In the listing below, pick out lines with "description".

** Supplied information follows **

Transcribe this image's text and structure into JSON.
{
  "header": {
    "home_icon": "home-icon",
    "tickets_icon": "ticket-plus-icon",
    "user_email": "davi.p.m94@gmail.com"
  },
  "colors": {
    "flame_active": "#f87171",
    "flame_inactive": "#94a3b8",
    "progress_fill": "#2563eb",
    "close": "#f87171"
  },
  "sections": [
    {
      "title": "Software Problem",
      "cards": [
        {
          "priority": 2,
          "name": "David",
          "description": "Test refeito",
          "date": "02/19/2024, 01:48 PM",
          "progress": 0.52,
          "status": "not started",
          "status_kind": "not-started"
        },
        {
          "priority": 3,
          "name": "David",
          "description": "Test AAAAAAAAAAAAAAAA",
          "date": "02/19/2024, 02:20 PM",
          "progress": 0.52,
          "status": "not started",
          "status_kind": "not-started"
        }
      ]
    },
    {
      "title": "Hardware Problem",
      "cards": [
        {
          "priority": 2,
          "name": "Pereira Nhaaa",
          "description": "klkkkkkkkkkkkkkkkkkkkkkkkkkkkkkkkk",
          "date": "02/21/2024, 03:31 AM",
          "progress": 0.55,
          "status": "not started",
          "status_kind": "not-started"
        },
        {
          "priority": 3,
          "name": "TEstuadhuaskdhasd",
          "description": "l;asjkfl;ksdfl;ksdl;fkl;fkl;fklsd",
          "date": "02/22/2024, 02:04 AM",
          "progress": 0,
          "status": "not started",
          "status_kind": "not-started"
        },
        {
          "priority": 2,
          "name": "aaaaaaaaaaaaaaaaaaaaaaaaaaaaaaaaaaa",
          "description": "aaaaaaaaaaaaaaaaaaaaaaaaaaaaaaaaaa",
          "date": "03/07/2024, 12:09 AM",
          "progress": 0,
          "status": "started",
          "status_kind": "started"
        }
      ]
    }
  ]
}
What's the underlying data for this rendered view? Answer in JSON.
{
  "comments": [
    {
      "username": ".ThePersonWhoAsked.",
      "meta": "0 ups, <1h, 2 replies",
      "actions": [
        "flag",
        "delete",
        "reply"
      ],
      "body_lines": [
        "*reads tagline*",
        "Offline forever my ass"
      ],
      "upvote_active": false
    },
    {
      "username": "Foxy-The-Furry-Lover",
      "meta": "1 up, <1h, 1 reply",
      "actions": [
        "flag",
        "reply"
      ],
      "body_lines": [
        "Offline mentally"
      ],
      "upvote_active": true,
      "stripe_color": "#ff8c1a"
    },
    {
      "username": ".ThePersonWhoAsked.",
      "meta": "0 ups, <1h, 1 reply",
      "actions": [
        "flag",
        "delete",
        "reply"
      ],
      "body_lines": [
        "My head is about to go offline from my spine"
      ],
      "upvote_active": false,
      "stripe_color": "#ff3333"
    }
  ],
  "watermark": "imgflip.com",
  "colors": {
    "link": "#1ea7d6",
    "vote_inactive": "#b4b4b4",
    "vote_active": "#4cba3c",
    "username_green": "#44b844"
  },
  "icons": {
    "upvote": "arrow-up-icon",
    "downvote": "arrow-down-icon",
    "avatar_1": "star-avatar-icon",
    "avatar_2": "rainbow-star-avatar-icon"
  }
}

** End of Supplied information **

**Solution to this task:**
          "description": "Test refeito",
          "description": "Test AAAAAAAAAAAAAAAA",
          "description": "klkkkkkkkkkkkkkkkkkkkkkkkkkkkkkkkk",
          "description": "l;asjkfl;ksdfl;ksdl;fkl;fkl;fklsd",
          "description": "aaaaaaaaaaaaaaaaaaaaaaaaaaaaaaaaaa",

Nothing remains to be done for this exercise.